We are a trusted profession but not one that necessarily attracts a representative diversity we need right now.  Our faces and our profession needs to be on the back of buses as a "go to" vocational option for school leavers.  How can we invite more tangata whenua into librarianship - do we need to be visiting marae around the country with a roadshow?   Although I'm a believer in the value of library qualifications, there is room for diversity in our workforce so lets be open minded and welcoming.  

To me, flourishing libraries are key to strengthening communities - whatever that community is.  

I came away from the summit wanting to see bold statements of a shared vision with backbone.  That didn't happen as such but some provocations were made and I'm keen to see a consolidated report of the event which I hope will include some next steps.

In the meantime... advocacy.  Working on that.

Sunday, January 18, 2015


I'm going to be an aunty this year. I am quite excited by this thought because I never expected to be a 'real' aunty.  This fact, and the arrival of a number of new babies for some colleagues and acquaintances makes me realise I have reached that liminal time in my life where I am in between states.

I am no longer in a position where pregnancy would be welcomed. My age and stage in my work life are against me. Physically and biologically it would be possible but would be a strain on every kind of resource - me, mentally, financially, physically, the family.  In some ways this saddens me.  I see my sister passing milestones in her pregnancy that I remember reaching with joy. I remember those first flutters of quickening, like secret messages between the baby and I shared with no one else. Then the languorous rolls and stretches that happen towards the end of gestation - thoughtful and experimental pushes as though testing the boundaries their interior world.  I remember even the feeling of intense stretching of giving birth and the euphoria afterwards. These things I will never experience again.

Yet, while I will allow myself to get clucky I am happy to be reaching out into the next stages.  New experiences await.  Transitional times can be uncomfortable - releasing one for another, acknowledging the passing of things that were valued and looking for new things to embrace.  I am curious to see what is ahead.

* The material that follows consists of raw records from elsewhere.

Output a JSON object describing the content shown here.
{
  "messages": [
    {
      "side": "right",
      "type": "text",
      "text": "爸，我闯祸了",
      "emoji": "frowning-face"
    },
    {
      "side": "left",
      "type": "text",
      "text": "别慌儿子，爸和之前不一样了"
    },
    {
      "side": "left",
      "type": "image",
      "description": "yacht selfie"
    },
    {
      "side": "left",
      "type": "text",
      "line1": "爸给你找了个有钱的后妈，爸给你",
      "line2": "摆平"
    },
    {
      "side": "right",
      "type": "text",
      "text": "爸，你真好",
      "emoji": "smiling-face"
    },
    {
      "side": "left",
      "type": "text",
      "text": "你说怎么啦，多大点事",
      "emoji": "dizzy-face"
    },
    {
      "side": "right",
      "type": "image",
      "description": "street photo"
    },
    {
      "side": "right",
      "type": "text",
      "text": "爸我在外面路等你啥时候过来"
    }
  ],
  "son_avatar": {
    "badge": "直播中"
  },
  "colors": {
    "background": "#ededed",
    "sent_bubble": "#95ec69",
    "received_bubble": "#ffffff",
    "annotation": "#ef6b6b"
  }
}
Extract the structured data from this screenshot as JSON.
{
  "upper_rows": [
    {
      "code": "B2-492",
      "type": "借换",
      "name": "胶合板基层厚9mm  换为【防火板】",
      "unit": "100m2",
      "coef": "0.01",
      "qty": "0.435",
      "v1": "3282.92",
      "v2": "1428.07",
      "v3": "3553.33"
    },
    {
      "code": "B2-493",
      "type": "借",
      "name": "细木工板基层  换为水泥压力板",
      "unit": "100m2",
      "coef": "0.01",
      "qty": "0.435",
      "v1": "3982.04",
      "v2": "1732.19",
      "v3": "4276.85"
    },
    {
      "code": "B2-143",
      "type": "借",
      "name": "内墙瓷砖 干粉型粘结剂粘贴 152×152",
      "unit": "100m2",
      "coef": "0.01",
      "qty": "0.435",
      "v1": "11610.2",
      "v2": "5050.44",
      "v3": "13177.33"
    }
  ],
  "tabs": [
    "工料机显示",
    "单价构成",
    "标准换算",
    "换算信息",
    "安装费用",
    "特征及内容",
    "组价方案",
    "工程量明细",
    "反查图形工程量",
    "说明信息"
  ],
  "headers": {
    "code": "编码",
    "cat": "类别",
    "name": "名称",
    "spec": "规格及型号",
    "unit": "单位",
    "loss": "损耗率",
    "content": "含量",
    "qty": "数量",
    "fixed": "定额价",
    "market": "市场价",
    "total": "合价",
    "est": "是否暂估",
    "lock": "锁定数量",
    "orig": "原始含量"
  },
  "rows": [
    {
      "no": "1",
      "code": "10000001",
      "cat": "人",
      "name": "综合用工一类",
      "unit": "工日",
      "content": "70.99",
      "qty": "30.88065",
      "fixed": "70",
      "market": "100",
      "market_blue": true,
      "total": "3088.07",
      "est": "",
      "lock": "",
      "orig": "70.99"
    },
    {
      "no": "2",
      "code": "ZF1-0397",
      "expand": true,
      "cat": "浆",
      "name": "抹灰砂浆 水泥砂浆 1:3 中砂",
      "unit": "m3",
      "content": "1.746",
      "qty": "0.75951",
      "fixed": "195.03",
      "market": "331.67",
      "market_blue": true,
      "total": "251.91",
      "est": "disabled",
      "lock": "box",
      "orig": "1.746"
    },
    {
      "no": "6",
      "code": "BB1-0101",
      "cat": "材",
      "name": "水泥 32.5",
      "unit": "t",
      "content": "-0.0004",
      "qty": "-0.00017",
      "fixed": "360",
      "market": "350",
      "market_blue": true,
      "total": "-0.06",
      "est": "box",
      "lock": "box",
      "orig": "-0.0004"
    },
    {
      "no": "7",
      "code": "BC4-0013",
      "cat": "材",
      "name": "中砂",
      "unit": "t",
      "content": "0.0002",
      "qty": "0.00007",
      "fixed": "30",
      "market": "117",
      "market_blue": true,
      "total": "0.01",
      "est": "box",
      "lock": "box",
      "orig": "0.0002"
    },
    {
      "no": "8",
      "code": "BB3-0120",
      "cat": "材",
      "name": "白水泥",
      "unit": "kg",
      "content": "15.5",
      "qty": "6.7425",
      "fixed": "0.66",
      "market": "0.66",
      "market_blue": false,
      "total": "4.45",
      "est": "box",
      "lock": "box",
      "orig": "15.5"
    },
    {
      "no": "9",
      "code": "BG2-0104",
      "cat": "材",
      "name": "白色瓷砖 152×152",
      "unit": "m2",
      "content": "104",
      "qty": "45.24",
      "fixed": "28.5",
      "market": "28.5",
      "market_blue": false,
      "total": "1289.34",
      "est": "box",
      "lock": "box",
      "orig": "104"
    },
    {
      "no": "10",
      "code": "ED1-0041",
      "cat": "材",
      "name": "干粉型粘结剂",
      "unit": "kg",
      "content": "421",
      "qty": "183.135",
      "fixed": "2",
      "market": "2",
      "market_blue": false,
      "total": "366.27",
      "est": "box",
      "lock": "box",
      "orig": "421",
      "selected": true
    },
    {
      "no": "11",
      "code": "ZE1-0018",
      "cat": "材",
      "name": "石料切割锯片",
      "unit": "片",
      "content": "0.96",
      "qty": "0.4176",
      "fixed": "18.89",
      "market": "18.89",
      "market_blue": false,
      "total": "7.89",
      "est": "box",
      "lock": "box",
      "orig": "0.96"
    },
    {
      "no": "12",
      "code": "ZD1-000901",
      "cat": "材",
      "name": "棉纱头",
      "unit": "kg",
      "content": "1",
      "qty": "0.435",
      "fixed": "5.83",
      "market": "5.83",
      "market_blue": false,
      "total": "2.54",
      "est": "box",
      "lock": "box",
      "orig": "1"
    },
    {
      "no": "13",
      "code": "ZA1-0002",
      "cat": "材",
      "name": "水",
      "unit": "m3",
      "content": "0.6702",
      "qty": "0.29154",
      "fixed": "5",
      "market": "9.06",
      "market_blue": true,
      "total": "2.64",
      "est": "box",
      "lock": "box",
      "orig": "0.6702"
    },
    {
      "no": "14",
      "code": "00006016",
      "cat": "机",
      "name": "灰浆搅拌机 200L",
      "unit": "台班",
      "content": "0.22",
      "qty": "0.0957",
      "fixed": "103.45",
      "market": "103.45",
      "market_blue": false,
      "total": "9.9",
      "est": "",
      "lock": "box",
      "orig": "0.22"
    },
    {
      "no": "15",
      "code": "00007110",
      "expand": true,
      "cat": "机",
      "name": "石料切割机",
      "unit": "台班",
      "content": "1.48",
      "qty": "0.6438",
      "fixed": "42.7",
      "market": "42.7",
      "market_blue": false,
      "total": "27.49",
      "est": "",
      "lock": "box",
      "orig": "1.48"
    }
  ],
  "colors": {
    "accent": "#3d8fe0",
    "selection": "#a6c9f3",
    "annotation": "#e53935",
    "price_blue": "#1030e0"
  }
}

Thursday, January 01, 2015

#blog12daysxmas 1Jan 2015

Happy new year!

Busy day packing boxes to move house.  I am going to miss a few things about this house when we move.  The fruit trees we planted for example - not going to be much room for fruit trees at the new place.

I am looking forward to putting in a herb garden- I already have some in pots so they will come with us.

Monarch butterflies choose the dumbest places to put their chrysalis.  😵